Russia’s invasion of Ukraine has rattled the global oil market. The conflict sent already inflated oil prices in the post-pandemic world to a 14-year high. On March 08, 2022, WTI crude oil soared to $123.7/bbl, while Brent crude reached a price of $128/bbl. Gold prices also surged within hours of the invasion with investors’ flight to safe-haven assets. Benchmark New York gold futures traded at $1,977/oz. on February 24, 2022.

While oil prices are always sensitive to geopolitical risks, the Russia-Ukraine war holds special significance for the market. Russia is the third-largest oil producer in the world, behind the United States and Saudi Arabia. It is also the second-largest crude oil exporter after Saudi Arabia.


In December 2021, Russia exported 7.8 million mb/d, with 64% constituted by crude oil and condensate. Moreover, 60% of the country’s oil exports go to OECD Europe. As per the OECD, the disruptions to the flow of commodities due to the Russia Ukraine conflict will severely impact the Eurozone economy, and take off 1 percentage point from global growth in 2022.

The sanctions against Russia could further cripple energy exports worldwide. Oil prices surged 4% higher on March 09, 2022, as the US banned energy imports from Russia. Prices soared again on March 21, as the EU considers an import ban as well. The world could be experiencing one of the largest energy supply shocks, as per Goldman Sachs which has raised its 2022 Brent oil price forecast to $135/bbl from $98.

Ceasefire and Other Factors That Could Bring Down Price

So far high-level talks between Ukraine and Russia have failed to provide any results. But, should such talks lead to positive outcomes oil prices might come down in the near term. On March 14, 2022, global oil prices came down below $100/bbl, as negotiations between Russia and Ukraine started.


The prospect of a diplomatic solution could indeed ease the supply shock globally, which has sent commodities prices to extreme highs. However, there are also other forces at play that could hurt oil demand. China and the EU are currently experiencing a surge in Covid-19 infections. China has imposed tough lockdown measures for the first time since April 2020. Around 17.5 million people in Shenzhen are living under a lockdown, and travel restrictions have been imposed in the Jilin province. China is one of the biggest importers of crude oil.

Further, surging fuel costs have added to inflationary trends globally. Many central banks, including the US Fed, will likely increase interest rates for the first time since 2018. The strengthening of the US dollar could put downward pressure on oil prices.

Trading Oil Volatility the Right Way

It is hard to predict the outcome of the Russia-Ukraine war. What is clear is that traders need to brace for a period of high oil price volatility, driven by war and tight market fundamentals.
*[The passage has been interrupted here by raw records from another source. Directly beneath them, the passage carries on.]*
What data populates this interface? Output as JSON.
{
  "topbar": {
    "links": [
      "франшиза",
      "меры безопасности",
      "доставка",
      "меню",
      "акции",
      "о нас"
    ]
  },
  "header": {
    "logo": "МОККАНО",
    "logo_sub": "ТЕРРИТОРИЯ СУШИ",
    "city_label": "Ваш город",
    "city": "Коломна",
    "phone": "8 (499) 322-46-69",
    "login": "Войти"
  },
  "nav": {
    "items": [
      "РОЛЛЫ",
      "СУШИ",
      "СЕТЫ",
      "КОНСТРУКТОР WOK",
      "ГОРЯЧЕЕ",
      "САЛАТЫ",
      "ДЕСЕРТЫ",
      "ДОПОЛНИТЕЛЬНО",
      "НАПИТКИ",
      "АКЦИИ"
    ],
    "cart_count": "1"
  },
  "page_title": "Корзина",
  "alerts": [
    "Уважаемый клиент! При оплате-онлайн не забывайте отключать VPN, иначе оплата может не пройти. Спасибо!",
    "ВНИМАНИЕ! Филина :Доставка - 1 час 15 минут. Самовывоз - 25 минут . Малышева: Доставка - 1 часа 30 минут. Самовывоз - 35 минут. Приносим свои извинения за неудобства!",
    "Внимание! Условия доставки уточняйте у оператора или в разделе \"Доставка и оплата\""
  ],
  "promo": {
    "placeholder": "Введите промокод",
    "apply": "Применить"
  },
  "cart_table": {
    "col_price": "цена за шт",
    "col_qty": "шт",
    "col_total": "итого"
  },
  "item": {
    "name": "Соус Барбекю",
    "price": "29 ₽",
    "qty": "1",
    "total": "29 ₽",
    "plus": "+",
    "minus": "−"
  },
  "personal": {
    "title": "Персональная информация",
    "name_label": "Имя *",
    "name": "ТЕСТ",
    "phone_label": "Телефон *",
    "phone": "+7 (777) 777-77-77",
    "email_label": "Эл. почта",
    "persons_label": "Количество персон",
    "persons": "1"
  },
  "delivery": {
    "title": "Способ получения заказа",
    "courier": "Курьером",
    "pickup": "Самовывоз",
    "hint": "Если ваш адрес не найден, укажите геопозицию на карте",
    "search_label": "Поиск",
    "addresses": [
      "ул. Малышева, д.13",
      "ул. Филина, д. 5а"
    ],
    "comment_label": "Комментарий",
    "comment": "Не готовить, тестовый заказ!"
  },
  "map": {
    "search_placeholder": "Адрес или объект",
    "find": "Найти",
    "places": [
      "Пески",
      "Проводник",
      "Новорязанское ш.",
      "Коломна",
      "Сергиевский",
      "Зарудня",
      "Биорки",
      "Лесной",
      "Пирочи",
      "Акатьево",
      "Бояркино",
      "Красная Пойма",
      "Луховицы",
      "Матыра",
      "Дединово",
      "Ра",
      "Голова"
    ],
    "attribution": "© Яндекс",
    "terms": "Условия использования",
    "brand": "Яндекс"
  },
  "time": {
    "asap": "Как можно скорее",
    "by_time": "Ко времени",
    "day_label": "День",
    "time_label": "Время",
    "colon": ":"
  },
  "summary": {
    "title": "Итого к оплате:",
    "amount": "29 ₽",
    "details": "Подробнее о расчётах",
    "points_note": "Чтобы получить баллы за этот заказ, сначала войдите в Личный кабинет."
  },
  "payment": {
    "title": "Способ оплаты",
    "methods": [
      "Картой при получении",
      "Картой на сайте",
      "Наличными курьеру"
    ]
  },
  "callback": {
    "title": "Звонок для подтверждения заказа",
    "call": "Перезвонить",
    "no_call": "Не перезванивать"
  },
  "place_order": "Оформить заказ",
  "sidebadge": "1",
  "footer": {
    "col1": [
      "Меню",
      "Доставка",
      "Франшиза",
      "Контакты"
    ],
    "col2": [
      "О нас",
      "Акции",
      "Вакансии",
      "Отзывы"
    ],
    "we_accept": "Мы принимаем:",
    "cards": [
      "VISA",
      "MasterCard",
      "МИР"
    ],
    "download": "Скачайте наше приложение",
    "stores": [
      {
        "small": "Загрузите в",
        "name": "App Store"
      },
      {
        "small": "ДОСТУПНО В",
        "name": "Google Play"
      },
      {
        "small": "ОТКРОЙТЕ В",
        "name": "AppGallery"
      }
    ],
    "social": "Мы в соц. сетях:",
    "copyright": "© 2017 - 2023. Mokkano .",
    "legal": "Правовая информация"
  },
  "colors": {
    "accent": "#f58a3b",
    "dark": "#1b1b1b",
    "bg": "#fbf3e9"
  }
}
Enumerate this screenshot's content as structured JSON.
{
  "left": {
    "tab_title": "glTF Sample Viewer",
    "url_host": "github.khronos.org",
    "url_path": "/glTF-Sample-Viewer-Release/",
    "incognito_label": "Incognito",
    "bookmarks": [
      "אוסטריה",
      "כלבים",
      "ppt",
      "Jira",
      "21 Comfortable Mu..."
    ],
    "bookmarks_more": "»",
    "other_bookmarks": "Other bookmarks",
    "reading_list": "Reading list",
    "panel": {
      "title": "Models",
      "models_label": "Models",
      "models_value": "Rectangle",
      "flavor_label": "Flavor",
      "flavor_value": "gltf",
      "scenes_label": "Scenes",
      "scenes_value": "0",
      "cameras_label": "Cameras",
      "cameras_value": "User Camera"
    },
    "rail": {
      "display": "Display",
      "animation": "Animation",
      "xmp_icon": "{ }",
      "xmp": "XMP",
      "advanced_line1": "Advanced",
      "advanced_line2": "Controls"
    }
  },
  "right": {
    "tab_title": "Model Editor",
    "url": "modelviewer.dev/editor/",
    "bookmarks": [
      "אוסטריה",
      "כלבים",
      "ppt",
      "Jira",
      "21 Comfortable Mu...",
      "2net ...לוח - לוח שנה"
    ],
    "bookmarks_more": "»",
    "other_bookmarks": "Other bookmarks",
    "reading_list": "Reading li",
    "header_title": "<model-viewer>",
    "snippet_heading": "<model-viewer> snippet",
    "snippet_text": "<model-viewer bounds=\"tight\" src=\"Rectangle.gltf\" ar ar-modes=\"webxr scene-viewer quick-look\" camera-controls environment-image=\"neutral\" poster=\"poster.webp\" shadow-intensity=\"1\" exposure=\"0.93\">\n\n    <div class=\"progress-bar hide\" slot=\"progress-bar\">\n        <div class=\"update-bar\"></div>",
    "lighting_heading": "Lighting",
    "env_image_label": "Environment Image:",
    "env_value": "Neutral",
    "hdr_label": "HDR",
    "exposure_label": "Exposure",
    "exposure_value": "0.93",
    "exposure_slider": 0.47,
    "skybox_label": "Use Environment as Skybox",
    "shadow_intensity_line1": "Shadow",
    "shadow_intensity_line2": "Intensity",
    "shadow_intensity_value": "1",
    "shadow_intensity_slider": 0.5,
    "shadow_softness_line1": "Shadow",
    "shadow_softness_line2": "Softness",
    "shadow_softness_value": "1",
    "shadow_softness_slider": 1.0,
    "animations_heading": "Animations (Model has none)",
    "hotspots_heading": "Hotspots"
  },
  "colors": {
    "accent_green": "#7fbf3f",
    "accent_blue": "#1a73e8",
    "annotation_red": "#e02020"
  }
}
The prospect of Iranian oil flooding the markets have been dashed with Moscow demanding separate terms, throwing the talks into disarray.

Trading With Derivatives

Traders can use derivatives like contracts for differences (CFDs) to leverage the opportunities from volatile oil prices. They can trade on the price movements of the underlying asset (Brent Crude or WTI Crude benchmark) without buying oil at the spot price. If the price is expected to rise, they can go long, or go short otherwise. Leverage can offer better exposure to the market, but it can also magnify losses. This is why traders need to exercise a proper trading strategy, including risk management plans.

Understanding Factors That Drive Prices

The supply and demand of oil are 2 major aspects that determine oil prices. The supply part includes:

  • OPEC (Organization of the Petroleum Exporting Countries): The cartel’s production cuts and extensions can impact oil prices. It’s important to track the news about their meetings and resulting policies.
  • Outages and Attacks: Any news about maintenance of key refineries worldwide or an attack on a production facility can cause prices to soar.

The demand side includes factors like:

  • Consumer Countries Outlook: Oil consumption has increased in countries like China, India, Japan, and other nations in the EMEA. Their economic performance as well as news of new virus outbreaks must be tracked. A slowdown could hamper demand and prices may fall.
  • Seasonal Variations: Cold winters mean European nations increase consumption of heating oil. In the summers, transport fuel is in demand in countries like the US.
  • Global Growth: Global economic growth has a positive correlation with oil prices.
  • Alternative Energy: Countries like Europe are rethinking their reliance on fossil fuels. Businesses are being pushed to transition towards a sustainable future, this can impact oil prices.

On a robust trading platform, technical and fundamental analysis becomes easier. With a 1:2 risk-reward ratio, traders can ensure optimum risk management. This is critical to navigate this uncertain landscape of war.